Today is the 100th anniversary of Sebastian Haffner’s – pardon, Raimund Pretzel’s birthday.
The pseudonym was created to protect relatives still living in Nazi-Germany, after the lawyer managed to emigrate to Britain and started to write.
Now, a lot of people will wonder why the former Observer journalist is still relevant and exciting us today; especially since his obituary [link] has already been published.
But since his death in 1999, a bundle of memoirs from the Thirties have been discovered and when posthumously published in 2002 in the English translation as “Defying Hitler”, the nearly forgotten author topped the reading charts once again.
It created a new hype of Haffnermania, with his previous works republished, such as “Germany: Jekyll and Hyde”
and it also inspired a flood of biographies on Haffner.
But why is he still relevant today?
Like, take me as example: after battling for nearly a year with the subject of “The German city in the Middle Ages” in school in the Eighties, I had enough of history lessons. I gave pretty much up on the subject, it seemed just boring and pointless to me. It appeared to be just a list of dates pointing out that “King X went to war against Prince Y because he wanted some more land”. Or some more power. Or because of something religious. Or… aeh, whatever.
What Sebastin Haffner achieved, was to make history comprehensible and exciting again. He explained motives, thoughts, plans and the decision-making of the people, and did not just focus on the kings, queens and other political leaders but also gave examples about the mood amongst ordinary people living and coping in extraordinary times.
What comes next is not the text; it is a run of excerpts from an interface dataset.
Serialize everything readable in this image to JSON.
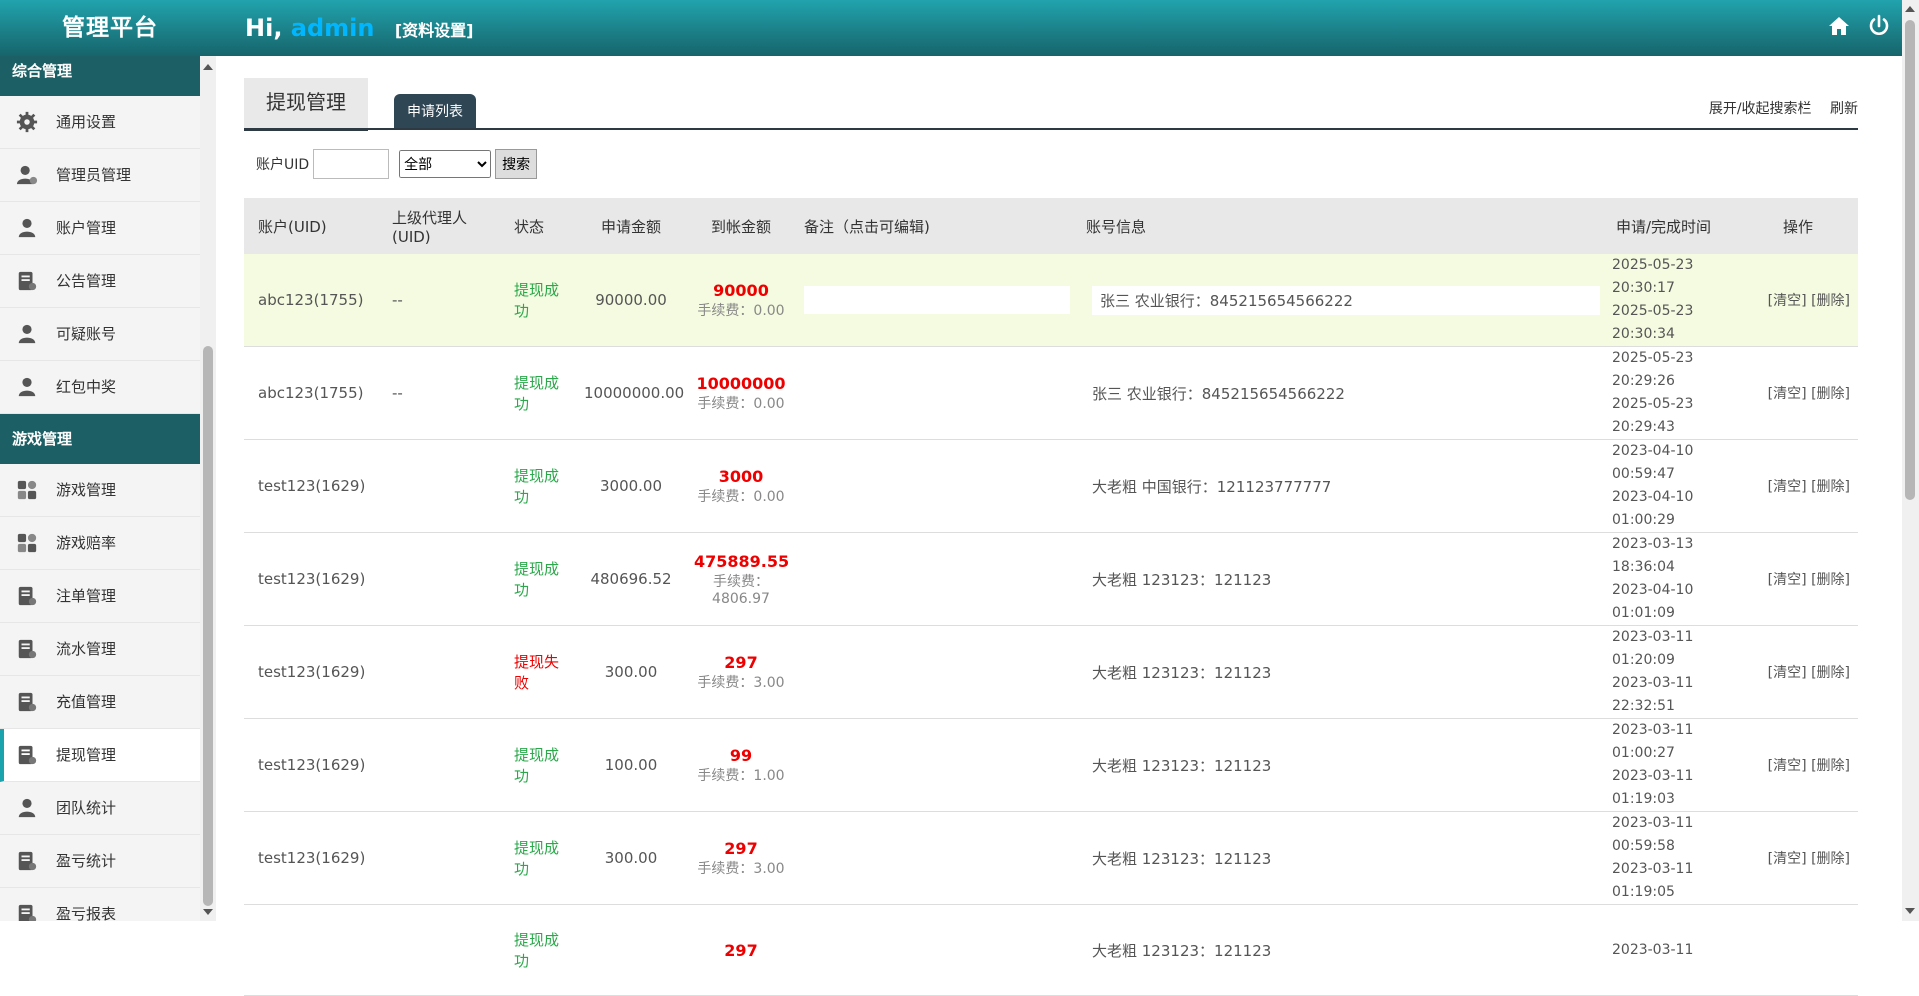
{
  "header": {
    "brand": "管理平台",
    "greeting": "Hi,",
    "username": "admin",
    "settings_link": "[资料设置]"
  },
  "sidebar": {
    "group1": "综合管理",
    "items1": [
      "通用设置",
      "管理员管理",
      "账户管理",
      "公告管理",
      "可疑账号",
      "红包中奖"
    ],
    "group2": "游戏管理",
    "items2": [
      "游戏管理",
      "游戏赔率",
      "注单管理",
      "流水管理",
      "充值管理",
      "提现管理",
      "团队统计",
      "盈亏统计",
      "盈亏报表"
    ]
  },
  "tabs": {
    "primary": "提现管理",
    "secondary": "申请列表"
  },
  "links": {
    "toggle": "展开/收起搜索栏",
    "refresh": "刷新"
  },
  "search": {
    "uid_label": "账户UID",
    "select_value": "全部",
    "button": "搜索"
  },
  "table": {
    "headers": [
      "账户(UID)",
      "上级代理人(UID)",
      "状态",
      "申请金额",
      "到帐金额",
      "备注（点击可编辑)",
      "账号信息",
      "申请/完成时间",
      "操作"
    ],
    "rows": [
      {
        "account": "abc123(1755)",
        "agent": "--",
        "status": "提现成功",
        "apply": "90000.00",
        "arrive": "90000",
        "fee": "手续费：0.00",
        "info": "张三 农业银行：845215654566222",
        "t1": "2025-05-23",
        "t2": "20:30:17",
        "t3": "2025-05-23",
        "t4": "20:30:34",
        "clear": "[清空]",
        "del": "[删除]"
      },
      {
        "account": "abc123(1755)",
        "agent": "--",
        "status": "提现成功",
        "apply": "10000000.00",
        "arrive": "10000000",
        "fee": "手续费：0.00",
        "info": "张三 农业银行：845215654566222",
        "t1": "2025-05-23",
        "t2": "20:29:26",
        "t3": "2025-05-23",
        "t4": "20:29:43",
        "clear": "[清空]",
        "del": "[删除]"
      },
      {
        "account": "test123(1629)",
        "agent": "",
        "status": "提现成功",
        "apply": "3000.00",
        "arrive": "3000",
        "fee": "手续费：0.00",
        "info": "大老粗 中国银行：121123777777",
        "t1": "2023-04-10",
        "t2": "00:59:47",
        "t3": "2023-04-10",
        "t4": "01:00:29",
        "clear": "[清空]",
        "del": "[删除]"
      },
      {
        "account": "test123(1629)",
        "agent": "",
        "status": "提现成功",
        "apply": "480696.52",
        "arrive": "475889.55",
        "fee": "手续费：4806.97",
        "info": "大老粗 123123：121123",
        "t1": "2023-03-13",
        "t2": "18:36:04",
        "t3": "2023-04-10",
        "t4": "01:01:09",
        "clear": "[清空]",
        "del": "[删除]"
      },
      {
        "account": "test123(1629)",
        "agent": "",
        "status": "提现失败",
        "apply": "300.00",
        "arrive": "297",
        "fee": "手续费：3.00",
        "info": "大老粗 123123：121123",
        "t1": "2023-03-11",
        "t2": "01:20:09",
        "t3": "2023-03-11",
        "t4": "22:32:51",
        "clear": "[清空]",
        "del": "[删除]"
      },
      {
        "account": "test123(1629)",
        "agent": "",
        "status": "提现成功",
        "apply": "100.00",
        "arrive": "99",
        "fee": "手续费：1.00",
        "info": "大老粗 123123：121123",
        "t1": "2023-03-11",
        "t2": "01:00:27",
        "t3": "2023-03-11",
        "t4": "01:19:03",
        "clear": "[清空]",
        "del": "[删除]"
      },
      {
        "account": "test123(1629)",
        "agent": "",
        "status": "提现成功",
        "apply": "300.00",
        "arrive": "297",
        "fee": "手续费：3.00",
        "info": "大老粗 123123：121123",
        "t1": "2023-03-11",
        "t2": "00:59:58",
        "t3": "2023-03-11",
        "t4": "01:19:05",
        "clear": "[清空]",
        "del": "[删除]"
      },
      {
        "account": "",
        "agent": "",
        "status": "提现成功",
        "apply": "",
        "arrive": "297",
        "fee": "",
        "info": "大老粗 123123：121123",
        "t1": "2023-03-11",
        "t2": "",
        "t3": "",
        "t4": "",
        "clear": "",
        "del": ""
      }
    ]
  },
  "colors": {
    "header_top": "#21a3ad",
    "header_bottom": "#17646b",
    "sidebar_group": "#1c5f64",
    "accent": "#1aa3ad",
    "success": "#2aa84a",
    "danger": "#e00000",
    "username": "#00b6ff"
  }
}
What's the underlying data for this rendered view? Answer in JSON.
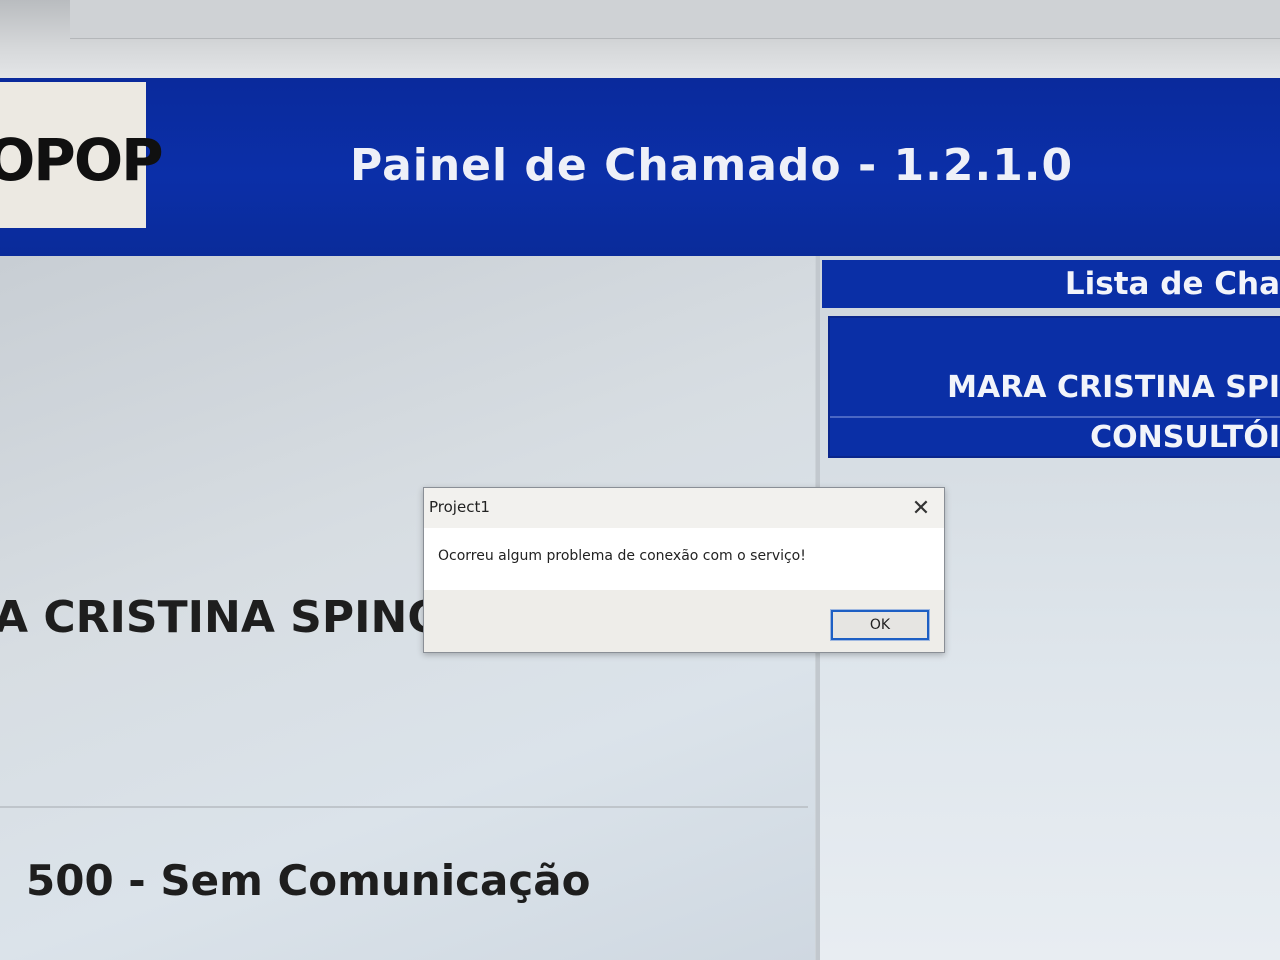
{
  "header": {
    "logo_text": "OPOP",
    "app_title": "Painel de Chamado - 1.2.1.0"
  },
  "main": {
    "patient_name": "A CRISTINA SPINO",
    "status": "500 - Sem Comunicação"
  },
  "call_list": {
    "header": "Lista de Cha",
    "items": [
      {
        "name": "MARA CRISTINA SPI",
        "location": "CONSULTÓI"
      }
    ]
  },
  "dialog": {
    "title": "Project1",
    "close_glyph": "✕",
    "message": "Ocorreu algum problema de conexão com o serviço!",
    "ok_label": "OK"
  },
  "colors": {
    "header_blue": "#0b2fa8",
    "panel_gray": "#d7dde2",
    "dialog_focus": "#1d5fc4"
  }
}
And this was not his only achievement: he explained history in order to understand how we got to the present situation and what the future is likely to bring.
Generally speaking, his explanations on for example how Bismarck united the counties to form a federal German state pretty much still explains on why there has never been a serious conflict or struggle for independence by one of its parts. He also explained the motives behind late 19th century home affairs policy brilliantly, why Germany did not have (m)any colonies or that the introduction of the social security system was started in order to discourage public support for the socialist party or other revolutionary tendencies.
So after we reached Bismarck, history lessons got all much more exciting again. Only later, when reading Sebastian Haffner’s work “The Ailing Empire” my impression then was, that the school text books seemed to have plagiarised its content, with a nice pick’n choose of historical details and reasoning omitted because of non-approval by the relevant education ministry. Like, the assassination of Karl Liebknecht and Rosa Luxembourg by the early socialist party leaders (SPD) was brushed over very generously, but are nicely and in depth detailed in Haffner’s book about 1918/1919 plus the effects it had on the state of democracy in a young German republic. Oh, and the fact that Hitler was first introduced to the Nazi movement as a police spy. Or read Haffner’s ”The Meaning of Hitler”.
So,in summary and especially in his book “Defying Hitler”, Haffner also achieved to explain to later generations like me, how it was possible that the Nazi Reich and the Holocaust happened, how Hitler could have gained popular support and how a young democracy got transformed into a totalitarian regime.
Given that most of the older generation did not – and if alive, still does not – want to talk about that dark part of history, apart from personal family anecdotes such as “and then Uncle Herbert threw the burning Christmas tree out of the window” or “we were lucky because the bomb flew into the cesspool”, the Haffner’s books, in particular his memoirs, were and are incredibly important to understand history from an egalitarian perspective.
So, and that’s that for another hundred years.
At least for commemorating Haffner – I hope I am allowed back here earlier with another subject.
But, if there is one regret on this special day; then it is that we can not celebrate his temporary presence on this planet by reading his Observer articles on the brandnew Digital Archive for free.